Investing in Stocks to Raise Funds


Investing in Stocks to Raise Funds

Stocks are all the shares in which ownership of a company is divided. In English, the stocks are collectively referred to as “stock.” Each shareholder (shareholder) of the company is entitled to one vote for each share of stock that he or she owns. A single share of stock represents a fractional share in proportion to its total number of outstanding shares. In the same way that dividends are paid out from the company to shareholders on their shares of stock, stocks are sold in the market to investors who will pay a sum of money as compensation (call option) for the right to buy (to exercise) a certain amount of stocks.

A corporation normally issues either common stock or preferred stock as an open market option. Common stocks are listed on the New York Stock Exchange (NYSE) and preferred stocks are listed on the NASDAQ. When a shareholder wants to sell a particular number of stocks or when a company wants to issue new common stock, he or she may buy or sell those stocks as part of the distribution of assets or as part of repurchase on the existing distribution of stocks.

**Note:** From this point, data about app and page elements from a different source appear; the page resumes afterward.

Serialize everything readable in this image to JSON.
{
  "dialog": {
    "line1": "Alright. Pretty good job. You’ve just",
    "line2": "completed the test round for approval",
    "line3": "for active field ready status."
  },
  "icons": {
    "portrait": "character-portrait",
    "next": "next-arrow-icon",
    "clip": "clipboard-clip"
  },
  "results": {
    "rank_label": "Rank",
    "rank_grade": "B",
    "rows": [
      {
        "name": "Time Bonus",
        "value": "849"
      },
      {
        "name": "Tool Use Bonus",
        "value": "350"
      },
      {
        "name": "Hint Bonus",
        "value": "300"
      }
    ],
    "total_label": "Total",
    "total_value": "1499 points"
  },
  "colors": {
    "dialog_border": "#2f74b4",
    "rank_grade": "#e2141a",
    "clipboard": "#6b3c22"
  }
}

The purchase of stocks represents a commitment to buy shares at a stated price. It is not necessary that investors actually purchase shares in the underlying company. A buyer can also purchase shares from an entity acting on his behalf. This is known as an ‘unlimited choice’ under the securities laws.

The ownership structure of an S corporates is determined by a set of articles of organization generally referred to as the ‘operating agreement.’ This operating agreement may set forth the percentage of shares or stocks that a corporation’s shareholders have voting power and/or the specific duties that each shareholder is responsible for. Usually, the largest shareholders (the corporations holding the most shares) are called ‘hosts’ and the members (owners of less than a fraction of a percent of a share in the corporation) are known as’sub-hosts.’ In a limited liability company, which has no share capital and is run as a corporation with no possession or control of its real estate or personal assets, the shareholders are known as the owners and are responsible for the management and conduct of business.

Ordinary ownership is defined as the right to dividends, which are regularly transferred to holders of senior notes and preferred stocks by the corporation’s Board of Directors on a regular basis. Ordinary ownership also describes rights that a shareholder has to dividends and to capital appreciation. A shareholder can choose to purchase regular shares or preferred stocks in a corporation. If a corporation issues more than one kind of common stock, such as preferred stocks and common stocks, then it is said to be ‘concentrated ownership.’ Dividends are received by the shareholder on an ongoing basis from the corporation.

As you can see from the above descriptions, there are various ways to invest in stocks to raise funds. Depending on your investment goals and experience, you can choose either short term or long term investments. It is important that you know the types of investments to make before you start your search for a new place to put your money.